Which scents rank highest with clients?

Miles: Lavender is always the most popular choice, because clients want to relax and let their stress melt away. Plus, it reduces inflammation and improves sleep. Eucalyptus is also ideal for congestion and muscle pain.

RELATED: The Ancient Remedy Willow Bark is a Skincare All-Star

Nau: Ylang ylang and petitgrain help clients relax and de-stress, while citrus, pine and rosemary stimulate the senses. For skin conditions such as psoriasis and eczema, we use chamomile for soothing irritation and apricot kernel base oil for its anti-inflammatory properties.

Haley: When working with men, I choose something earthy or herbal, such as Himalayan cedar or Moroccan rosemary. I also reach for energizing oils like pink grapefruit to stimulate the lymph and circulatory systems.

How do you use aromatherapy to enhance your spa space?

Nau: We’ve incorporated aromatherapy into our reception area, retail boutique, men’s and women’s facilities, relaxation lounges and fitness areas, as well as the spa cafe and pool areas via candles, sprays and diffusers. In our treatment rooms, we select the oils we diffuse based upon the desired effect of the service. For example, we use lavender for relaxation and a blend of eucalyptus, peppermint, tea tree and pine to awaken and clarify.

Haley: I make my own cleaning products and yoga mat spray, so when clients walk in the first thing they smell is a refreshing blend of clary sage, lavender, tea tree, lemon and lime. The sage and citrus oils clean the air of stagnant energy, while tea tree oil is antibacterial. The diffuser in my yoga studio is typically filled with our CosmicFlower signature scent—a blend of sandalwood, vanilla, lavender, neroli, combava and sweet orange—to give clients a feeling of euphoria and peace so they can enjoy the present moment.

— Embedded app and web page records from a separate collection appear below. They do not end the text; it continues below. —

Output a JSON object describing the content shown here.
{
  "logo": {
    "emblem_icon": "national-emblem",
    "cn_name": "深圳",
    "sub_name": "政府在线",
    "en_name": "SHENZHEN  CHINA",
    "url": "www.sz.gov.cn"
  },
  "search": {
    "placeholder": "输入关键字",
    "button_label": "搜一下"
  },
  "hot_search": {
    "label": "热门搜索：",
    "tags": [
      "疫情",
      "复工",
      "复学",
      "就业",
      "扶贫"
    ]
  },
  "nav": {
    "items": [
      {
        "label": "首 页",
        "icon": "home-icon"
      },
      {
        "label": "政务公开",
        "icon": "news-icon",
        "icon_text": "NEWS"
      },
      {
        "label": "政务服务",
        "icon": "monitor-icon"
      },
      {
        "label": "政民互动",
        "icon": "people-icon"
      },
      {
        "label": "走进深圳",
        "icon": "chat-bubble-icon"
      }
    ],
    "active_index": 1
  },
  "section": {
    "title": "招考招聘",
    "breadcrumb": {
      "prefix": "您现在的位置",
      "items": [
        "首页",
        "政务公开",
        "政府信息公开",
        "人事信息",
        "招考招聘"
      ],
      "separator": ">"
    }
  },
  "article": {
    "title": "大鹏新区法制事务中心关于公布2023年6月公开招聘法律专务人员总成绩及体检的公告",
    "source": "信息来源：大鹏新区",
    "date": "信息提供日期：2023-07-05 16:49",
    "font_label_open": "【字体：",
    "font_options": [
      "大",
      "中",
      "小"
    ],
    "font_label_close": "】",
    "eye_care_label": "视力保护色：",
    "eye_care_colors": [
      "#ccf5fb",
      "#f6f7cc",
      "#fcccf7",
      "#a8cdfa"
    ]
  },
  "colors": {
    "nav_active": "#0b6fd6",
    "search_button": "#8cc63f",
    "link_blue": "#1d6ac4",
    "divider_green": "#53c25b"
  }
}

Aromatherapy Products

  • Aromatherapy Associates BCL Spa Relax Deep Bath & Shower Oil
–by Taylor Foley

Tell us your thoughts! Leave a Facebook Comment

More